__DIRECTIONS__. Each line of the material below with the word "Customdesign" is to be reported.

__DATA UNDER STUDY__.
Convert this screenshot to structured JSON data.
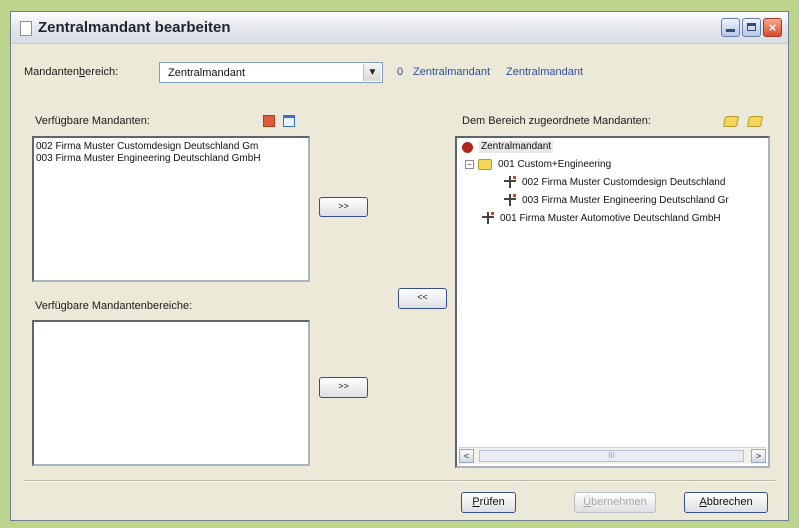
{
  "window": {
    "title": "Zentralmandant bearbeiten",
    "buttons": {
      "minimize": "_",
      "maximize": "□",
      "close": "×"
    }
  },
  "bereich": {
    "label_pre": "Mandanten",
    "label_acc": "b",
    "label_post": "ereich:",
    "selected": "Zentralmandant",
    "info_code": "0",
    "info_name1": "Zentralmandant",
    "info_name2": "Zentralmandant"
  },
  "available": {
    "label": "Verfügbare Mandanten:",
    "items": [
      "002  Firma  Muster Customdesign Deutschland Gm",
      "003  Firma  Muster Engineering Deutschland GmbH"
    ],
    "add_button": ">>"
  },
  "areas": {
    "label": "Verfügbare Mandantenbereiche:",
    "items": [],
    "add_button": ">>"
  },
  "remove_button": "<<",
  "assigned": {
    "label": "Dem Bereich zugeordnete Mandanten:",
    "tree": {
      "root": "Zentralmandant",
      "group_expander": "⊖",
      "group": "001  Custom+Engineering",
      "group_children": [
        "002  Firma Muster Customdesign Deutschland",
        "003  Firma Muster Engineering Deutschland Gr"
      ],
      "direct": "001  Firma Muster Automotive Deutschland GmbH"
    },
    "scroll_left": "<",
    "scroll_right": ">",
    "scroll_thumb": "III"
  },
  "footer": {
    "check_acc": "P",
    "check_rest": "rüfen",
    "apply_acc": "Ü",
    "apply_rest": "bernehmen",
    "cancel_acc": "A",
    "cancel_rest": "bbrechen"
  }
}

__ANSWER TO THE EXERCISE__.
      "002  Firma  Muster Customdesign Deutschland Gm",
        "002  Firma Muster Customdesign Deutschland",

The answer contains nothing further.